[Element data from apps and pages]

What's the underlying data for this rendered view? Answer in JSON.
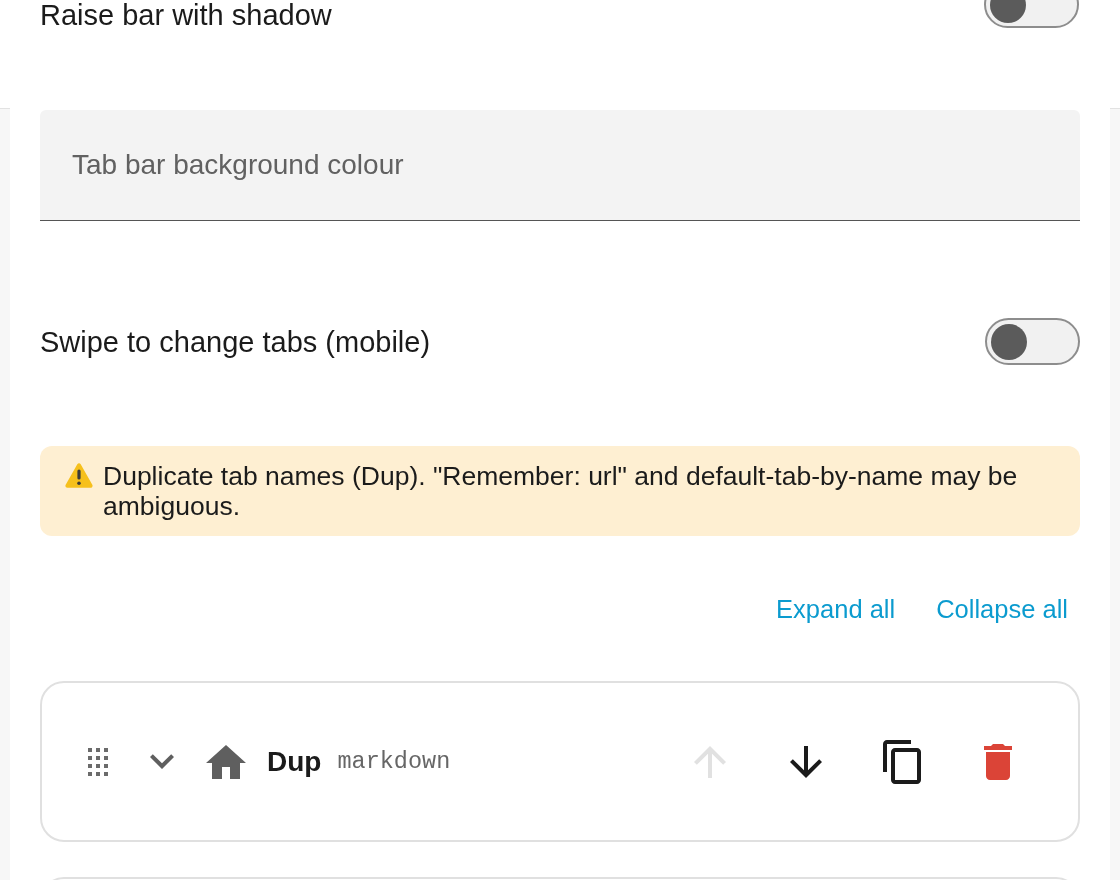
{
  "shadow_setting": {
    "label": "Raise bar with shadow",
    "on": false
  },
  "background_colour_field": {
    "placeholder": "Tab bar background colour"
  },
  "swipe_setting": {
    "label": "Swipe to change tabs (mobile)",
    "on": false
  },
  "warning": {
    "text": "Duplicate tab names (Dup). \"Remember: url\" and default-tab-by-name may be ambiguous."
  },
  "list_actions": [
    {
      "label": "Expand all"
    },
    {
      "label": "Collapse all"
    }
  ],
  "tabs": [
    {
      "name": "Dup",
      "type": "markdown",
      "expanded": false,
      "buttons": [
        {
          "kind": "move_up",
          "disabled": true
        },
        {
          "kind": "move_down",
          "disabled": false
        },
        {
          "kind": "duplicate",
          "disabled": false
        },
        {
          "kind": "delete",
          "disabled": false
        }
      ]
    }
  ],
  "next_tab_card_partly_visible": true
}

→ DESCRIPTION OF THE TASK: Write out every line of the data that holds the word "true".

→ EXERCISE ANSWER:
          "disabled": true
  "next_tab_card_partly_visible": true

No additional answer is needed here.